Every spring, I get to see a good example of targeted marketing and public relations up close and personal.
My brother-in-law, Doug Greenfield, and his Santa Cruz, Calif.-based Banana Slug String Band perform here in Ohio for hundreds of school children, teachers, outdoor educators and parents. They’ve made the Ohio stop for 14 consecutive years, thanks to a “brand evangelist” named Cinda who lines up a week’s worth of shows at schools. The week culminates with an outdoor festival featuring the Slugs.
This year, the band also performed in a small Michigan town near Toledo. The community heard about the Slugs through a national library association.
And they did shows in Cincinnati for a private school — arranged by my wife and a friend who teaches there — and to a group of disadvantaged youth at an event at a local nature center.
Doug, an Ohio University graduate who moved to Santa Cruz after graduating from college, has made his living through the Slugs for more than two decades. (By the way, Banana Slugs are slimy creatures found in the Redwood forest.) He serves as co-business manager.
The band teaches kids about the environment and earth science. It plays rocking music that delights kids and parents alike. Band members dress in costumes. They use puppets, squirt bottles…. They get kids involved in songs. Lyrics teach the youngsters about earth science in a fun way.
The Slugs have CDs, DVDs, a book, a curriculum for teachers… They rely heavily on word-of-mouth marketing from satisfied customers. They get the word out through conferences for outdoor educators. They’ve got a website.
Even with the economic slowdown, they’re as busy as ever. They’ve got a CD in the works with a possible appearance by a nationally known musician who believes in their cause.
As I write this, they’re boarding a flight for a trip back to California. But they’ll be back in the Midwest next month, performing at a YMCA camp’s 100th anniversary.
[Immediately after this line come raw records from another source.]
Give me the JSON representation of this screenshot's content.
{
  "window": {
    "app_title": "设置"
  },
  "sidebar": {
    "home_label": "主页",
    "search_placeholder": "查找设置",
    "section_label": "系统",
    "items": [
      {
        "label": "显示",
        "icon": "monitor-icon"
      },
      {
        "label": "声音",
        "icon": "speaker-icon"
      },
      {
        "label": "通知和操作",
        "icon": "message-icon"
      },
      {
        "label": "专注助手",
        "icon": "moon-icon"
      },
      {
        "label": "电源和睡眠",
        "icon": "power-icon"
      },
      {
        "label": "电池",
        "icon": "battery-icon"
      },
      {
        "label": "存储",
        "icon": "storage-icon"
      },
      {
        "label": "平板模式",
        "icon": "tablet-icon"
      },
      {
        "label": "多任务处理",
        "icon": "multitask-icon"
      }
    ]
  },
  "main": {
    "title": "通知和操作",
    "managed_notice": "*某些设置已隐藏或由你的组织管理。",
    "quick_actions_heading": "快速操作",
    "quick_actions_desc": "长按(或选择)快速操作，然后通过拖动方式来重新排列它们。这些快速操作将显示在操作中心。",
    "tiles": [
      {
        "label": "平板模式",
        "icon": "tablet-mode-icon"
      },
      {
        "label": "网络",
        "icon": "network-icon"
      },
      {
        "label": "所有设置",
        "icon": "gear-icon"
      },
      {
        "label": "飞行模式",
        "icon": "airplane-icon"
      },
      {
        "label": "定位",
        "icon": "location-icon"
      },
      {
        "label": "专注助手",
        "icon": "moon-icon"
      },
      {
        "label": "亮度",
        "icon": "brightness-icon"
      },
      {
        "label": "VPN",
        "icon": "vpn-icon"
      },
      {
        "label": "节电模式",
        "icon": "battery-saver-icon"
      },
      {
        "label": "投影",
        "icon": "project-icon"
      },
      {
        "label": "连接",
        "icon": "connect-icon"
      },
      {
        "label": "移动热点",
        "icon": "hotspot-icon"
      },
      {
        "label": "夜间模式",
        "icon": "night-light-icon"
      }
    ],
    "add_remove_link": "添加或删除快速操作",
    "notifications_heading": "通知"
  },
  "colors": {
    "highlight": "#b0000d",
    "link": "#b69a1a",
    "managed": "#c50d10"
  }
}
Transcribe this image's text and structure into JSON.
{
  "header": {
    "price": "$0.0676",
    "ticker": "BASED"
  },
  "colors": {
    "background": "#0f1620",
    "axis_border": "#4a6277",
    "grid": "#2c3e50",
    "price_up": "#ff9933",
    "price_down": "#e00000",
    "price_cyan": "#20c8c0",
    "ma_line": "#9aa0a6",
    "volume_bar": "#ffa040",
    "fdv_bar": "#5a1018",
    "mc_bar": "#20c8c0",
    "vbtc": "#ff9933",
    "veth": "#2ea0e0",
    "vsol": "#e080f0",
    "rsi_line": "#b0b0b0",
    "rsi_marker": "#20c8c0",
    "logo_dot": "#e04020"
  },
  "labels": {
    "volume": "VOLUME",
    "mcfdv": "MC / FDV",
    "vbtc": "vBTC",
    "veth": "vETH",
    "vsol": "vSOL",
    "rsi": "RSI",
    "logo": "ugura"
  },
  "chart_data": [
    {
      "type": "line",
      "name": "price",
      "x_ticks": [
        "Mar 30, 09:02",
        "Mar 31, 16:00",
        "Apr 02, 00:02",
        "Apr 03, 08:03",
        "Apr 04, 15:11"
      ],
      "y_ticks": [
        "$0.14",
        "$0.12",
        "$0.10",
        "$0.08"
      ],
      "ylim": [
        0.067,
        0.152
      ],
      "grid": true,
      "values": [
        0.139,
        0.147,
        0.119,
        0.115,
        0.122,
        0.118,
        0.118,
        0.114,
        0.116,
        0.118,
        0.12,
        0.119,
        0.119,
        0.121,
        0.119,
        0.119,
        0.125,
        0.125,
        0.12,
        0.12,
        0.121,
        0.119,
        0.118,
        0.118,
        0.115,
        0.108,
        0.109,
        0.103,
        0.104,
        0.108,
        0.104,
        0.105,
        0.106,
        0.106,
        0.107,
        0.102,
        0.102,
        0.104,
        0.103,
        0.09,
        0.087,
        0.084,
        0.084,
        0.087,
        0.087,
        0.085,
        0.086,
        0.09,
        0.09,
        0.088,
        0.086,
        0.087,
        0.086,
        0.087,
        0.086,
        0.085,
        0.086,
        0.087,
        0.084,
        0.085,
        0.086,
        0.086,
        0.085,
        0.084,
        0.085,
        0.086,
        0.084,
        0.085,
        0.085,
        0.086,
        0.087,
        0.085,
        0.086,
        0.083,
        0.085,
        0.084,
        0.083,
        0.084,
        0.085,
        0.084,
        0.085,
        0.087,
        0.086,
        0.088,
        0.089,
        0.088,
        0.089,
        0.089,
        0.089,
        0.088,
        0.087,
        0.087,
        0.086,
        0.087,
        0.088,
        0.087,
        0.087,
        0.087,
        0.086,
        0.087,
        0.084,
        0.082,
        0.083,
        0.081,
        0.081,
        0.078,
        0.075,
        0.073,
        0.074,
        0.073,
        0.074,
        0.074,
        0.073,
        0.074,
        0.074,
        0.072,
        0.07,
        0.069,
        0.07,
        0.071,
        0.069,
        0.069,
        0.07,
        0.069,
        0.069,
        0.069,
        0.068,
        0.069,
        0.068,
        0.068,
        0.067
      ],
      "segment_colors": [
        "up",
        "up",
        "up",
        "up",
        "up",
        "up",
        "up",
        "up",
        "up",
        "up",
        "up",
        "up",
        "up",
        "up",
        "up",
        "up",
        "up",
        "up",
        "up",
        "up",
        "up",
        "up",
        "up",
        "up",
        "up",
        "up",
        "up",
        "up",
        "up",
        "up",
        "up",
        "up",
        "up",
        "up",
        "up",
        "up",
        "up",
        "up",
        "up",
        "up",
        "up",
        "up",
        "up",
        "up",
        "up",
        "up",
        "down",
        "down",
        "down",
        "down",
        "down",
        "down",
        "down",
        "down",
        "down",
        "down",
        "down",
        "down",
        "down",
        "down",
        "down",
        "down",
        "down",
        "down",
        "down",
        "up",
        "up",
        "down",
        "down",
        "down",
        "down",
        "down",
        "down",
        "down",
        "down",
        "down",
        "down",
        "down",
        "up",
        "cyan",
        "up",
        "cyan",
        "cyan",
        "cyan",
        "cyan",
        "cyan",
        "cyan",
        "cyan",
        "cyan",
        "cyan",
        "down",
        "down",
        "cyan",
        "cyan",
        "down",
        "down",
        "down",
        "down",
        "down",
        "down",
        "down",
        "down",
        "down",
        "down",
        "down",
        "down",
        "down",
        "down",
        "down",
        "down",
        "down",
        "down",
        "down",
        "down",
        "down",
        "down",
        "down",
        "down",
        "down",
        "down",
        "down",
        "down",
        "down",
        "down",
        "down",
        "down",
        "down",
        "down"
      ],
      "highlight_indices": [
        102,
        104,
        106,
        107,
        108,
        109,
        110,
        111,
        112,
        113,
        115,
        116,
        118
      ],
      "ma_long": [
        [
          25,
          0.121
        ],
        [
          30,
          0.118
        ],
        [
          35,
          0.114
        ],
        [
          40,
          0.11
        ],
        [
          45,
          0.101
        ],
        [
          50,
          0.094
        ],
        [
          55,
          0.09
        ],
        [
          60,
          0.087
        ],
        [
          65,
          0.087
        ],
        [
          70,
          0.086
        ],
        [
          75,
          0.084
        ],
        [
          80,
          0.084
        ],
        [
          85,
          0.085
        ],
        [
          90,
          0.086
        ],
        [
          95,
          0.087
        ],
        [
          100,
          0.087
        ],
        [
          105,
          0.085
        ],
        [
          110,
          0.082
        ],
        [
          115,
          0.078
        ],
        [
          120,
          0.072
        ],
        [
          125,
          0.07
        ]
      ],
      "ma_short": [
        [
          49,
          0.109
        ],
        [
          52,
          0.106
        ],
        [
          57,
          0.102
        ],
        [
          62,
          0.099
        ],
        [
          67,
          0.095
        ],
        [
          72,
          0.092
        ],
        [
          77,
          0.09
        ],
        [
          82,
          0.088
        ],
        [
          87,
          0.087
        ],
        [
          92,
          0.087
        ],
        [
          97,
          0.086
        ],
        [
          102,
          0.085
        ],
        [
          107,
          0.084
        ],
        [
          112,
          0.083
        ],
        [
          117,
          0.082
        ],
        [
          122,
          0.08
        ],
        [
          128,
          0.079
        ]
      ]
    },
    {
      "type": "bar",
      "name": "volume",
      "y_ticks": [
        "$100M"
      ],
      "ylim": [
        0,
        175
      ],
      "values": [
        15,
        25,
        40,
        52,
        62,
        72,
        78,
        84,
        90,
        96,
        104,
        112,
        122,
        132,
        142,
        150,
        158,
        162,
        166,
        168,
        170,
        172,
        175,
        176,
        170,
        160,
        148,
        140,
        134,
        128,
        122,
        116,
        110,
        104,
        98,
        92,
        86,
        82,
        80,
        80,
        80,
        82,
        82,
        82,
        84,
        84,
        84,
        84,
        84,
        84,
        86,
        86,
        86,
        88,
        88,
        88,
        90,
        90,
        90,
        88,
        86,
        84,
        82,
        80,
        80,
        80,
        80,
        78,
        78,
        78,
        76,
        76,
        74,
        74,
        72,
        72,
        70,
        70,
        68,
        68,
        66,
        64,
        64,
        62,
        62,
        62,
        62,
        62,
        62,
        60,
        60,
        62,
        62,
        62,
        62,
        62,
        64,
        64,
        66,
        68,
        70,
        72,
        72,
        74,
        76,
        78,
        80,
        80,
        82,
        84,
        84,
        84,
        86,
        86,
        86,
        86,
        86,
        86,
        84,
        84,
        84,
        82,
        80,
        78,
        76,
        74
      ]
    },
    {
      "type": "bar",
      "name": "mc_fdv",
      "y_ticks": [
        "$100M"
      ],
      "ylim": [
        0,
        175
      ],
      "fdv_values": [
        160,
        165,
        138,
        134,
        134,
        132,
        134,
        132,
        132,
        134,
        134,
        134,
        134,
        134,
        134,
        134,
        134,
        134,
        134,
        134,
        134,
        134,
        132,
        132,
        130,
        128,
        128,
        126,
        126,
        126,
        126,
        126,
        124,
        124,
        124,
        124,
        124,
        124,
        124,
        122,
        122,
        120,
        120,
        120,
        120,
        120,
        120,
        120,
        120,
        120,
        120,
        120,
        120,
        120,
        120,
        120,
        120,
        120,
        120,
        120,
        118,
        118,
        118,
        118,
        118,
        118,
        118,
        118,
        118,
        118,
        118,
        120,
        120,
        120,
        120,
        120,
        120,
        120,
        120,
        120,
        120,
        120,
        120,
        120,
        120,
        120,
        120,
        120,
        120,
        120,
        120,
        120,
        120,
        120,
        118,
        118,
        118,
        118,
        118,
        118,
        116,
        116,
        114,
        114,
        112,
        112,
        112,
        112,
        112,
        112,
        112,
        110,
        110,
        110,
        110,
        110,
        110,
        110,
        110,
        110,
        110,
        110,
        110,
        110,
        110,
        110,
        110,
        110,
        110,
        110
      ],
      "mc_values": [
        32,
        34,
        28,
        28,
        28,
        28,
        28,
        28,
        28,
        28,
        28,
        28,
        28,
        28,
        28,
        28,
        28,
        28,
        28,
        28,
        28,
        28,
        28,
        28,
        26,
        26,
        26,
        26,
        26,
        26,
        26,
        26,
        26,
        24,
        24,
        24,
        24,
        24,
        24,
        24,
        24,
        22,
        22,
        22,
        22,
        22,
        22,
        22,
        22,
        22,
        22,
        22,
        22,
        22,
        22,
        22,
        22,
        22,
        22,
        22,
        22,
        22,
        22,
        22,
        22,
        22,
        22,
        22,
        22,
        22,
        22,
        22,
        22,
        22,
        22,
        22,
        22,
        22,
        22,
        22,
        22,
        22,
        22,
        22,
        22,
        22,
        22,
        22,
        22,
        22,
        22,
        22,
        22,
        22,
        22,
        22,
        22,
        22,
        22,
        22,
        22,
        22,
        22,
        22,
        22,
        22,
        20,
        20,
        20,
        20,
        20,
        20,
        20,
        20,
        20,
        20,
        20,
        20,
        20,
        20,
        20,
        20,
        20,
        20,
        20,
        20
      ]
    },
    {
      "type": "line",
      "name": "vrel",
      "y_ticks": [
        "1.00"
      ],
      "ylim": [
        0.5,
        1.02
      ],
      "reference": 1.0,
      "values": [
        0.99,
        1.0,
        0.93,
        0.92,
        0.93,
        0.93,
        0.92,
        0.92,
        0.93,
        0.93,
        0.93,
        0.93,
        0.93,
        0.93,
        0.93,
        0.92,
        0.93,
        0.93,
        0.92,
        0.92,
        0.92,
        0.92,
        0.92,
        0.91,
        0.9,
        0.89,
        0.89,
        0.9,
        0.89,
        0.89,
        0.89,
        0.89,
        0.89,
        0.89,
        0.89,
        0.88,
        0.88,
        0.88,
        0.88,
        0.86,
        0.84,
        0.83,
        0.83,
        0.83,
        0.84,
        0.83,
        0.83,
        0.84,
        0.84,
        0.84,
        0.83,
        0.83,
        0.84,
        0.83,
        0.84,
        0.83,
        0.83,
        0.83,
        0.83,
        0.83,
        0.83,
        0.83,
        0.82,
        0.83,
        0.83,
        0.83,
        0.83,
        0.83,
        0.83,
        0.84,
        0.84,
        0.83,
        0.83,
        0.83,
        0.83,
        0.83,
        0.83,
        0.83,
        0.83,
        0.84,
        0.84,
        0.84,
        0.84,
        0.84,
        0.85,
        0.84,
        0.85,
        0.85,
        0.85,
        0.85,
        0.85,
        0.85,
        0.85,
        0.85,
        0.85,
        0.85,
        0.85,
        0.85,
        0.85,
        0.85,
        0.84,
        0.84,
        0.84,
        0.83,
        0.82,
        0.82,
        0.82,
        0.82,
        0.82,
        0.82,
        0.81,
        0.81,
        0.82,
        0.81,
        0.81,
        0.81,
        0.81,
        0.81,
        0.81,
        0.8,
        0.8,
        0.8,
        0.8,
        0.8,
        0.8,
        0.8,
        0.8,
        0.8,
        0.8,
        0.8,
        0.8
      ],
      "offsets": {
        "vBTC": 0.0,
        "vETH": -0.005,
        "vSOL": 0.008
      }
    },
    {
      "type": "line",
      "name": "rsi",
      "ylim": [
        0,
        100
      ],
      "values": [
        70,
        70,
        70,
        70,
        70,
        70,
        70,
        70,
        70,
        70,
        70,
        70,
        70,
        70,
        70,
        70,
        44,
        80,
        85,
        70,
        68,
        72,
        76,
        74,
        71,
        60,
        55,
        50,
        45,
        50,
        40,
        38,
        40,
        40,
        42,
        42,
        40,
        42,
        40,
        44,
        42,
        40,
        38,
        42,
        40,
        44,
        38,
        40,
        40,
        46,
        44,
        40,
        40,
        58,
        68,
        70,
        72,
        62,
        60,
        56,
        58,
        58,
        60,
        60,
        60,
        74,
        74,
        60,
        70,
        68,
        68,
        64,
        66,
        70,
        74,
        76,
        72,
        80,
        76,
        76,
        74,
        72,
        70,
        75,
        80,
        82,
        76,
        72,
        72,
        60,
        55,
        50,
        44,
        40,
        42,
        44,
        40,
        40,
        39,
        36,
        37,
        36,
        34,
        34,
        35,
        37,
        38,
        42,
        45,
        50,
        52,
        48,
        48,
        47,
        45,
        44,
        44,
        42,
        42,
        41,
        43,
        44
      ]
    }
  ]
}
The Banana Slugs marketing machine keeps on rollin’, or — I guess — slithering along.